> [How to complete this task] Tally the lines below that include the string "content". Reply with the total only.

> [Materials provided]

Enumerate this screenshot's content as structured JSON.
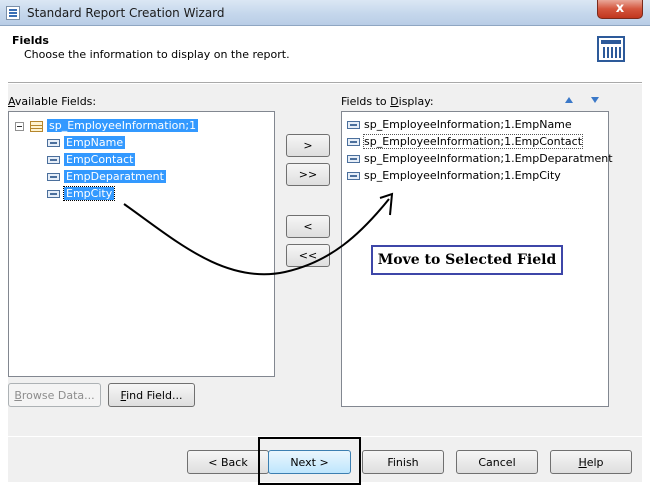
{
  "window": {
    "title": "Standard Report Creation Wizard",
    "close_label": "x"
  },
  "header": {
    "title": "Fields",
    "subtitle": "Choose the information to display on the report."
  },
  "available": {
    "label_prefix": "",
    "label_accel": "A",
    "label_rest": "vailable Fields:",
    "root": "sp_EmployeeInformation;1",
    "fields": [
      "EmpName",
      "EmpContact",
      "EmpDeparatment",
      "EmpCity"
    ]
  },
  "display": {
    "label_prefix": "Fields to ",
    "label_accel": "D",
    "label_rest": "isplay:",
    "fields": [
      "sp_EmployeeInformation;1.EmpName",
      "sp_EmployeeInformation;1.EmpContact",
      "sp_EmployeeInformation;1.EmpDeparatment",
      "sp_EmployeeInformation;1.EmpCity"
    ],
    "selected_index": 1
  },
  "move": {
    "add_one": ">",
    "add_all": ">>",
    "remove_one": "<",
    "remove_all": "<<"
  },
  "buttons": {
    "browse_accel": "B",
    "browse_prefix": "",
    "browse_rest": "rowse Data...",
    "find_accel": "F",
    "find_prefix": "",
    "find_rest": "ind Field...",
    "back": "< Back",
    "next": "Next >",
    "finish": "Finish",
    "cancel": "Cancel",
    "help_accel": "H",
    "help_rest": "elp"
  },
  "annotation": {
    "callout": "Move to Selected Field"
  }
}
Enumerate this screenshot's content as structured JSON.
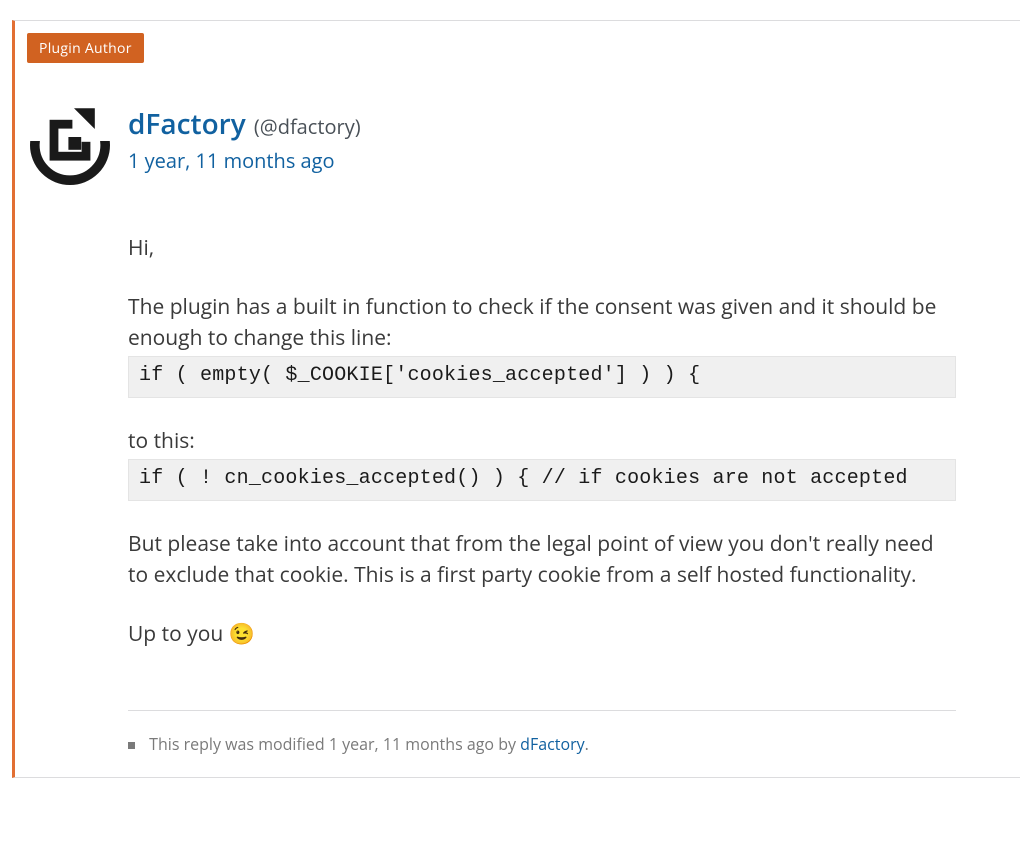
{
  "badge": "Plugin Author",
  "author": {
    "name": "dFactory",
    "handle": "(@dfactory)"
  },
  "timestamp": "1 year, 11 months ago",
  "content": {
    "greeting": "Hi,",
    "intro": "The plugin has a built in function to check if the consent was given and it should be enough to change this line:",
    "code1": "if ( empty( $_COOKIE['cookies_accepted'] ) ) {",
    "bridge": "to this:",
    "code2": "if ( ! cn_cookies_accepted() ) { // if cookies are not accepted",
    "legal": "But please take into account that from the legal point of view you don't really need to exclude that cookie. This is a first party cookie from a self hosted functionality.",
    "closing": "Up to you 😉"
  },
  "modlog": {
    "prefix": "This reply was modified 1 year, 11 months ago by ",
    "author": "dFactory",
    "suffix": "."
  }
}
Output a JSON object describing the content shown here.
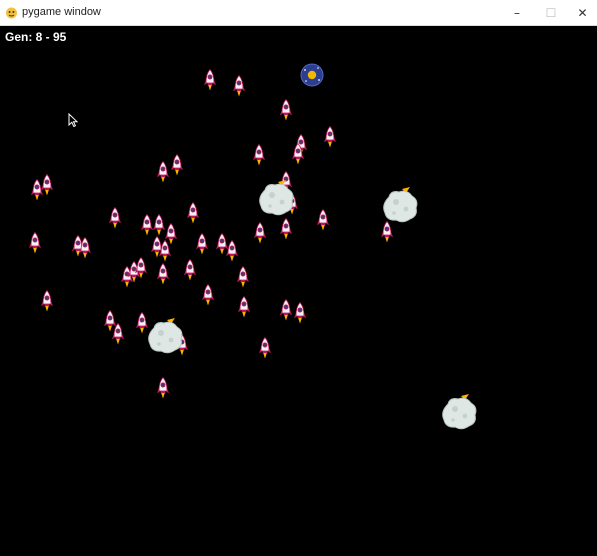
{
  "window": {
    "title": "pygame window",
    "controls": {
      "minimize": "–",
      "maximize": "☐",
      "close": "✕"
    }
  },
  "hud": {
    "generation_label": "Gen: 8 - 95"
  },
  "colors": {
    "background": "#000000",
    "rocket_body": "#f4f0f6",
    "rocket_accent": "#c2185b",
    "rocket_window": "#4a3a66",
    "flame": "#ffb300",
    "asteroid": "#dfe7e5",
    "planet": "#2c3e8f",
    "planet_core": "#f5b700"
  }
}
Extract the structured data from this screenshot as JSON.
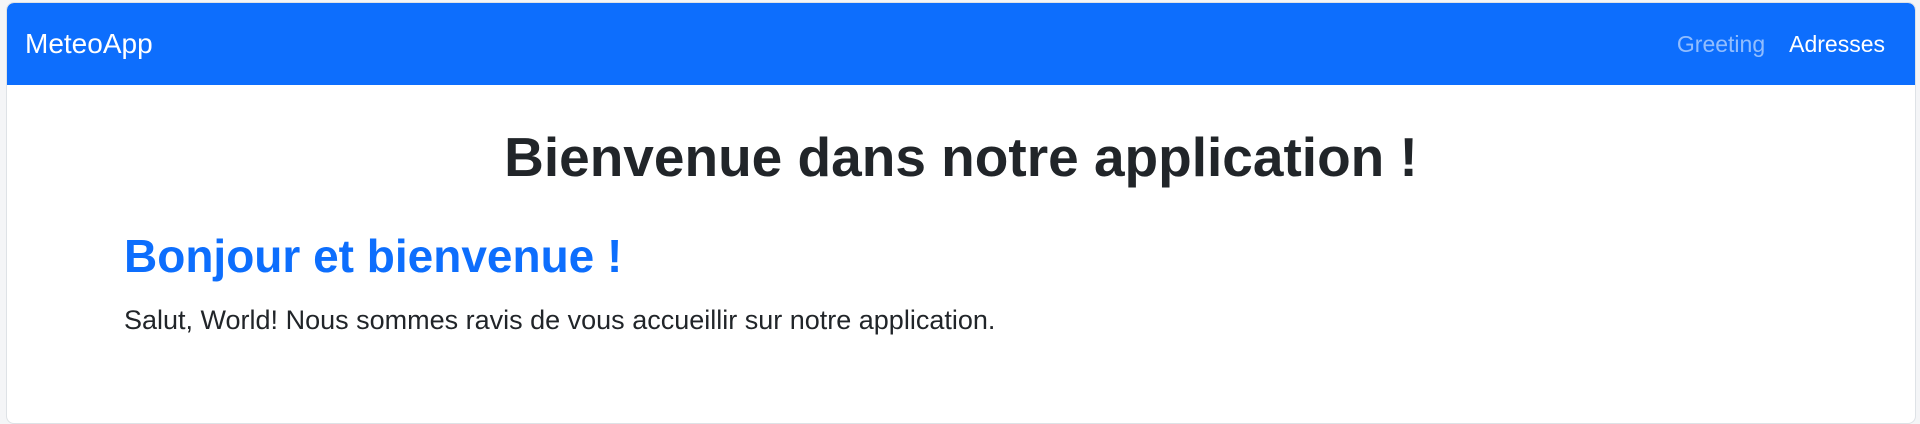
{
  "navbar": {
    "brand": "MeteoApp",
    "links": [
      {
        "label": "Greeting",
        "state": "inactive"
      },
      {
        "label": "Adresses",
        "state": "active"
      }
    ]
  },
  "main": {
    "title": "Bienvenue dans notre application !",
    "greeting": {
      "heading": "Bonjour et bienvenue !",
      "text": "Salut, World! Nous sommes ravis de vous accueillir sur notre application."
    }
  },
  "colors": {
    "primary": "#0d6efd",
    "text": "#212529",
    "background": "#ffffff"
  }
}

> [Task solution] 4